One of my favorite story arcs in the quintessential fantasy series The Lord of the Rings is that of Strider, a Ranger who appears to guide Frodo through the wilderness on his quest to destroy the evil Ring of Power.
When Frodo first meets Strider, he sees only a muddy, mysterious, frightening man who carries a broken sword for reasons unknown. Frodo later learns that the broken pieces are the remnants of a legendary sword that was shattered when man first fought the evil Sauron. The sword is of great value even in its shattered state.
(If you’re trying to remember this scene from the movies, rest easy. This die-hard nerd is describing Frodo and Strider’s first meeting from the book. Big. Nerd.)
Strider carries the broken sword knowing that it is his destiny to one day see it reforged, and resume his rightful place as Aragorn, King of Gondor.
What we see, and what is true
Aragorn’s arc takes him from rough, nameless Ranger to wise, dedicated leader. He embodies the poem written for him, and paralleled by the reforging of his heirloom sword:
All that is gold does not glitter,
Not all those who wander are lost;
The old that is strong does not wither,
Deep roots are not reached by the frost.
From the ashes, a fire shall be woken,
A light from the shadows shall spring;
Renewed shall be blade that was broken,
The crownless again shall be king
-J.R.R. Tolkien, The Fellowship of the Ring
Both Aragorn and the sword are first presented as broken, damaged, and their value hidden beneath the surface. Over time, he comes to accept that even with his human imperfections, it is time for him to step into his role as King. The sword is reforged and takes on a new life. Its breaking is not erased, but becomes part of its legacy of triumph.
Feeling broken is not the whole story
When we have been wounded by life, the lingering effects of our wounds can leave us feeling scarred, broken, and forever damaged. We may only see the scars left behind, and doubt the possibility of any healing or growth. But pay attention to the lines of the poem, because they are profound.
Not all those who wander are lost. Deep roots are not touched by frost. From the ashes, a fire shall be woken. Renewed shall be blade that was broken.
Aragorn was not defined by his years spent wandering as a Ranger. You are not defined by your wounds. Feeling broken does not mean that you have been broken, and feeling broken does not mean you can never heal. Even when the hurts are very deep, there is hope for healing and regrowth. Look at any forest after a fire, and you will see it for yourself.
Shattered can become whole
When you’ve been through hell and back, it is natural and understandable to believe you will be forever marked by your experiences. And perhaps, also truthful. But being marked by your experiences is not the same as being broken because of them.
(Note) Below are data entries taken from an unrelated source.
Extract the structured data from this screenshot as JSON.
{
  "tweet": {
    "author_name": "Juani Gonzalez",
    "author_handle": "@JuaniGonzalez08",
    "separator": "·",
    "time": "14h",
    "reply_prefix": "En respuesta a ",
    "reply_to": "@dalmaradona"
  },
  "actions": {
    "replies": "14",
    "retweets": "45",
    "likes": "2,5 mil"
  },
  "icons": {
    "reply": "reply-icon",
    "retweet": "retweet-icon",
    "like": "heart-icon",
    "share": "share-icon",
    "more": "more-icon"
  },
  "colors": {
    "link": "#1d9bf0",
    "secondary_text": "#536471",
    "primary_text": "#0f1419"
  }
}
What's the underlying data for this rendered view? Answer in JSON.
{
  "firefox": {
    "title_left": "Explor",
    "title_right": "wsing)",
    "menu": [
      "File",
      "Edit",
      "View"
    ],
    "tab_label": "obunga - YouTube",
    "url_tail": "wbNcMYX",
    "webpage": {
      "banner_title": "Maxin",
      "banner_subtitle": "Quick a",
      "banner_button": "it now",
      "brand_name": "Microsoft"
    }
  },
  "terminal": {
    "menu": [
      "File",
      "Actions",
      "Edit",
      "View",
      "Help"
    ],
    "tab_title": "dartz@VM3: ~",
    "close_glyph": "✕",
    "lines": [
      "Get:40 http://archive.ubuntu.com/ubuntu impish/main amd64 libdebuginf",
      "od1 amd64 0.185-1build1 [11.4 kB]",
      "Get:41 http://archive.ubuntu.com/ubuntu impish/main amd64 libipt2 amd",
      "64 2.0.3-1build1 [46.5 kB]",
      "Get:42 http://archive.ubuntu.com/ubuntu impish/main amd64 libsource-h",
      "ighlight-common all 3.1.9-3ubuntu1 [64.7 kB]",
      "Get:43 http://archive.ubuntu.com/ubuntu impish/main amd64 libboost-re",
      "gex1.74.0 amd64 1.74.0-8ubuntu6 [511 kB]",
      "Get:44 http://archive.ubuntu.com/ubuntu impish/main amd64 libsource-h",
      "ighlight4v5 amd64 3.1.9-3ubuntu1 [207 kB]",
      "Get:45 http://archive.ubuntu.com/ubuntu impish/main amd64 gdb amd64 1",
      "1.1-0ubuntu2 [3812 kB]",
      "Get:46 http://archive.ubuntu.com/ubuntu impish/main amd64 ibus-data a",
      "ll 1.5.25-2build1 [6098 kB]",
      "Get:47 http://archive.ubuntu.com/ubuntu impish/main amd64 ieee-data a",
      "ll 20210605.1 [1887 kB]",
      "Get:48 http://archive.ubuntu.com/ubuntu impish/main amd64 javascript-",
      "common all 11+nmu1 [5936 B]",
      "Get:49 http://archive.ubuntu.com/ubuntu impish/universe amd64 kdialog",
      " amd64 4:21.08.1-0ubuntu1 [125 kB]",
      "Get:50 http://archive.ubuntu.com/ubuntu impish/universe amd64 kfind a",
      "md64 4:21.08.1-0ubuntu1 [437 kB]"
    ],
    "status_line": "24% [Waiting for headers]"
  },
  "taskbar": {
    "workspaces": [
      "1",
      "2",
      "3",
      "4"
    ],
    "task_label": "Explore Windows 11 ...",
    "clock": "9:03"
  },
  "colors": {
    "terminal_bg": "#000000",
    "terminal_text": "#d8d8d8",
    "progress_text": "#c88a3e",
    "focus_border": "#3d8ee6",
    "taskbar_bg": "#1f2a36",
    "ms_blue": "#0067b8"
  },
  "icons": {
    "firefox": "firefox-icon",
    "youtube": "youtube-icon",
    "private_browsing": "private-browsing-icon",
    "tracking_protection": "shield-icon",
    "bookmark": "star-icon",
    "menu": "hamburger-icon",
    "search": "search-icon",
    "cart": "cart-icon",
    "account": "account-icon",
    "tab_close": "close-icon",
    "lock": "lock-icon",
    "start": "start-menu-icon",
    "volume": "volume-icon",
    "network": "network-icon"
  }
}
If you are carrying broken pieces, cherish them as the seed of new growth to come. They are not your fate.
They are part of your story.